I’ve also found myself making sounds just for the sake of the sound. The sound can fascinate me and inspire creativity in the improvisation process, which then makes it even more rich and fun for me to do. Psychologically, sometimes I could be really tired after an improvised concert, simply because I had been so focused on tapping into that energy, and I still experience this. But I think I have found a way to also rest in my improvisations a little bit.




I believe that the joik philosophy is my starting point – its emotional mindset, or certain places or events that I’m trying to revisit. When you joik traditional joiks, it’s never just a case of making random sounds. It’s always a case of telling a story or a person or a place. I think that this philosophy is the basis for my improvisations. In improvised concerts, the outcome is not necessarily a traditional joik, but the philosophy is there. It’s the foundation for improvisations. The joik tradition’s melodic language and the way of using your voice and vocals influences me a lot.

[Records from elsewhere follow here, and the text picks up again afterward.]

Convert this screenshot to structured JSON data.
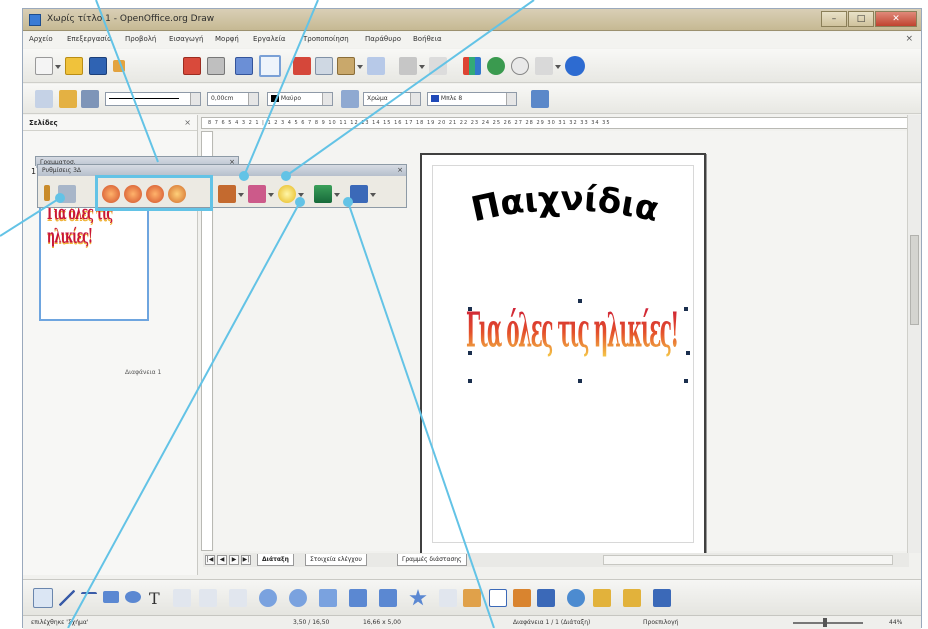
{
  "window": {
    "title": "Χωρίς τίτλο 1 - OpenOffice.org Draw",
    "buttons": {
      "minimize": "–",
      "maximize": "□",
      "close": "✕"
    }
  },
  "menu": [
    "Αρχείο",
    "Επεξεργασία",
    "Προβολή",
    "Εισαγωγή",
    "Μορφή",
    "Εργαλεία",
    "Τροποποίηση",
    "Παράθυρο",
    "Βοήθεια"
  ],
  "line_toolbar": {
    "line_width": "0,00cm",
    "line_color": "Μαύρο",
    "area_style": "Χρώμα",
    "area_color": "Μπλε 8"
  },
  "slides_pane": {
    "title": "Σελίδες",
    "close": "×",
    "page_number": "1",
    "thumb_text": "Για όλες τις ηλικίες!",
    "page_label": "Διαφάνεια 1"
  },
  "ruler": {
    "marks": "8 7 6 5 4 3 2 1 | 1 2 3 4 5 6 7 8 9 10 11 12 13 14 15 16 17 18 19 20 21 22 23 24 25 26 27 28 29 30 31 32 33 34 35"
  },
  "floating_toolbars": {
    "format_title": "Γραμματοσ.",
    "settings_title": "Ρυθμίσεις 3Δ",
    "close": "×"
  },
  "canvas": {
    "fontwork_1": "Παιχνίδια",
    "fontwork_2": "Για όλες τις ηλικίες!"
  },
  "sheet_tabs": [
    "Διάταξη",
    "Στοιχεία ελέγχου",
    "Γραμμές διάστασης"
  ],
  "status": {
    "selection": "επιλέχθηκε 'Σχήμα'",
    "position": "3,50 / 16,50",
    "size": "16,66 x 5,00",
    "slide": "Διαφάνεια 1 / 1 (Διάταξη)",
    "template": "Προεπιλογή",
    "zoom": "44%"
  },
  "colors": {
    "callout": "#63c3e6",
    "accent_blue": "#3a7bd5",
    "wordart_top": "#c8143a",
    "wordart_bottom": "#f6d04a"
  }
}
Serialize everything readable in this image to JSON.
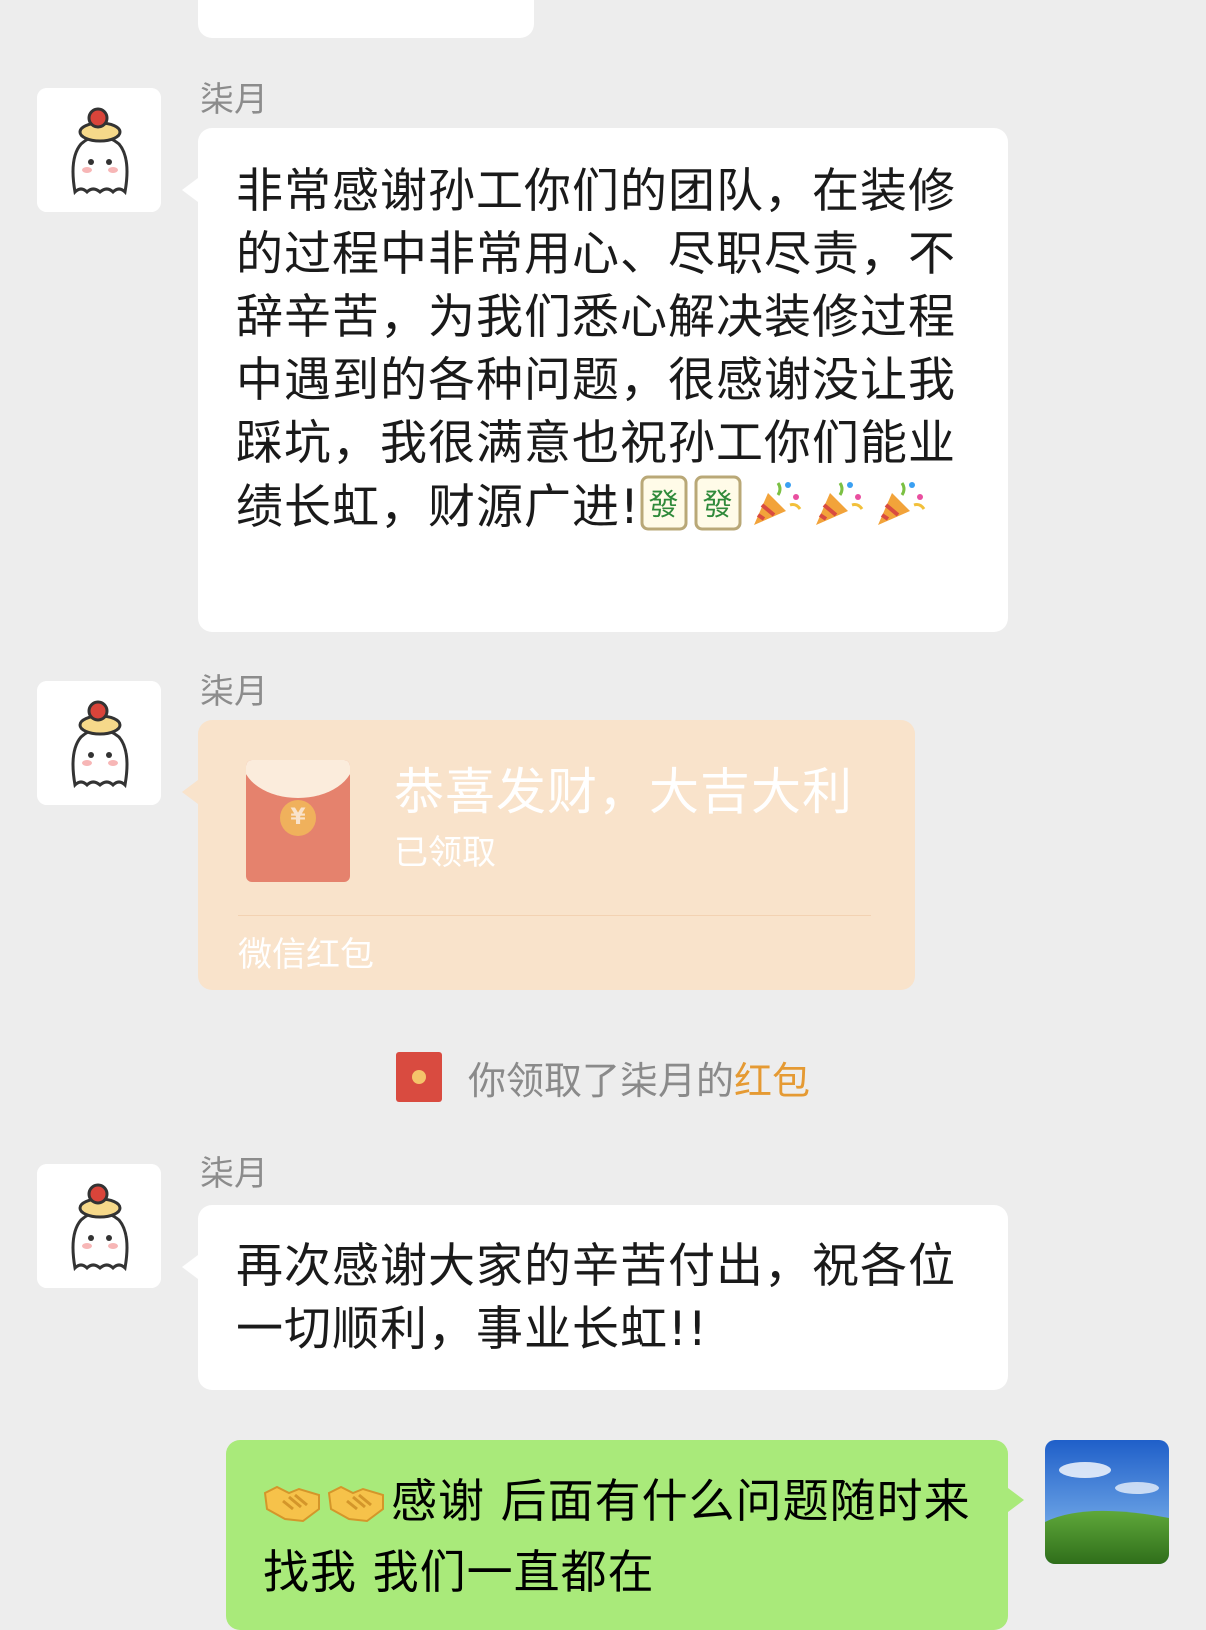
{
  "messages": [
    {
      "sender": "柒月",
      "text": "非常感谢孙工你们的团队，在装修的过程中非常用心、尽职尽责，不辞辛苦，为我们悉心解决装修过程中遇到的各种问题，很感谢没让我踩坑，我很满意也祝孙工你们能业绩长虹，财源广进!",
      "emojis": [
        "mahjong-fa-icon",
        "mahjong-fa-icon",
        "party-popper-icon",
        "party-popper-icon",
        "party-popper-icon"
      ]
    },
    {
      "sender": "柒月",
      "red_packet": {
        "title": "恭喜发财，大吉大利",
        "status": "已领取",
        "footer": "微信红包",
        "coin_glyph": "¥"
      }
    },
    {
      "sender": "柒月",
      "text": "再次感谢大家的辛苦付出，祝各位一切顺利，事业长虹!!"
    }
  ],
  "system_notice": {
    "prefix": "你领取了柒月的",
    "link": "红包"
  },
  "my_message": {
    "emojis": [
      "handshake-icon",
      "handshake-icon"
    ],
    "text": "感谢 后面有什么问题随时来找我 我们一直都在"
  },
  "colors": {
    "background": "#ededed",
    "bubble_white": "#ffffff",
    "bubble_green": "#a9ea7a",
    "red_packet_bg": "#f9e3cb",
    "link_orange": "#e59a33"
  }
}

I think improvisation has quite a significant role in Sámi music in general. I know that in my way of making music, improvisation plays a big part. I am not a traditional joiker. I can joik traditional joiks but I am also a vocalist. I create a lot of singing tunes or other weird kinds of tunes, whatever I choose in that moment.

I have noticed that when instrumentalists play alongside a traditional joik, they also need to improvise. This is because the joik itself doesn’t follow a predetermined tune or rhythm, in the same way that often is the norm in western music. I’ve heard that many of my colleagues find it fascinating, the way how it becomes an improvisation in itself.

Improvisation is really a way of being free without any limits. I can express myself even better through improvisation than through the songs in my set list. It’s the freedom and the energy that is present right then and there, that we make together. You can’t do that in the same way with something that has been firmly set or pre-planned.

I have been playing and touring so much over the last year and a half. A big part of my musical process has taken place on the stage.

I feel really safe when I improvise on stage, because I’ve done it so much. Now, when I think about it, the improvisation that feels closest to me is improvising with my friends or people that I trust or that I have played a lot with. With them, I can really dare to do the things that I would like to achieve in my improvisations.


Featured photo: Sara Berglund